• _Try it_:
Among the entries below, count the lines containing the string "username". Only the count is needed.
++++ Supplied data ++++
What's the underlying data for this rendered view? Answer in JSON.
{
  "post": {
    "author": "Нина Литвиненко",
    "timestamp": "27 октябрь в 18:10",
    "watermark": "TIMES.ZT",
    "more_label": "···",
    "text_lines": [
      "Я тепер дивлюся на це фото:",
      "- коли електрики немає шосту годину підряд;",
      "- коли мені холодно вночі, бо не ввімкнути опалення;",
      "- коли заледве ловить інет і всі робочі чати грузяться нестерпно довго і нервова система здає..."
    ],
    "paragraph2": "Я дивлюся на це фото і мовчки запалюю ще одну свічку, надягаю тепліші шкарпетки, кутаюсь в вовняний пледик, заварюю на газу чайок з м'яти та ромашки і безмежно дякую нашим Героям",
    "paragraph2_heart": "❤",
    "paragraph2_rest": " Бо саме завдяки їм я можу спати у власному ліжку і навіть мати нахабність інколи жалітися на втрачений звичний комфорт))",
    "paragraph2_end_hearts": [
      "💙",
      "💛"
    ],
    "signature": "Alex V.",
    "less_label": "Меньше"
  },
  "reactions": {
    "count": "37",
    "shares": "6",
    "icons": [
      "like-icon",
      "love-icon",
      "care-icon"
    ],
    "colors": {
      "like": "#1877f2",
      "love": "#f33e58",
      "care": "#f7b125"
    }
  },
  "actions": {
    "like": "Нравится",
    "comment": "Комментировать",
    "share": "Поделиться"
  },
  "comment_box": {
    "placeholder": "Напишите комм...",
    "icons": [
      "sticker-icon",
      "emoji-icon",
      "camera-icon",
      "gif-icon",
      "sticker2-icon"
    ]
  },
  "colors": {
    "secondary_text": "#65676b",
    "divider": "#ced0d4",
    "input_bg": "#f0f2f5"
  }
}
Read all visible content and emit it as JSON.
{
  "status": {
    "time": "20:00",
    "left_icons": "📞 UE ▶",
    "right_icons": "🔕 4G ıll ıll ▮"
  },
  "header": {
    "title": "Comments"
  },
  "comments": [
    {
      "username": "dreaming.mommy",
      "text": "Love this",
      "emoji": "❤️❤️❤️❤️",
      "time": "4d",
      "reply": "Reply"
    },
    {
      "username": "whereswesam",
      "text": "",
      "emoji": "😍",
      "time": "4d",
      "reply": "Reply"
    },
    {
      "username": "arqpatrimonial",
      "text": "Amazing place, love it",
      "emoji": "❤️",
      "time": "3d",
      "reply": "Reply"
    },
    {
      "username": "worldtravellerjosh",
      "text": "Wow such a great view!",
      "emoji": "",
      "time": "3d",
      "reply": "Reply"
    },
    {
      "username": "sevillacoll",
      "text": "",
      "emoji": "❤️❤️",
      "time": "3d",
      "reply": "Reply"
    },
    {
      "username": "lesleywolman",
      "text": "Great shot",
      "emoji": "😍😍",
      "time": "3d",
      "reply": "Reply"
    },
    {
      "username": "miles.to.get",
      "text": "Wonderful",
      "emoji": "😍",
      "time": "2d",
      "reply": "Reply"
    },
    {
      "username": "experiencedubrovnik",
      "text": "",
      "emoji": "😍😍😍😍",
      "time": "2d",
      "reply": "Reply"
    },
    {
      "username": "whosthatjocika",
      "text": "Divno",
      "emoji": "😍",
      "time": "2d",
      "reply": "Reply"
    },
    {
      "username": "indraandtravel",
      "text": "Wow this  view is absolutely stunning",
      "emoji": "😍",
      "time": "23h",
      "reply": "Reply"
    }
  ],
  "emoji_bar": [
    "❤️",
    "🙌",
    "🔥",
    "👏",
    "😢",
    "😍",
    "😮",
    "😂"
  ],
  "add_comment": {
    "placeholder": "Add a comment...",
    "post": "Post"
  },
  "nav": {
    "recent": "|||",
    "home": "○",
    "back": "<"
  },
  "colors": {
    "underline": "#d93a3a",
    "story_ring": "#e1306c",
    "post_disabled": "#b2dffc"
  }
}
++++
• _Output for this task_:
10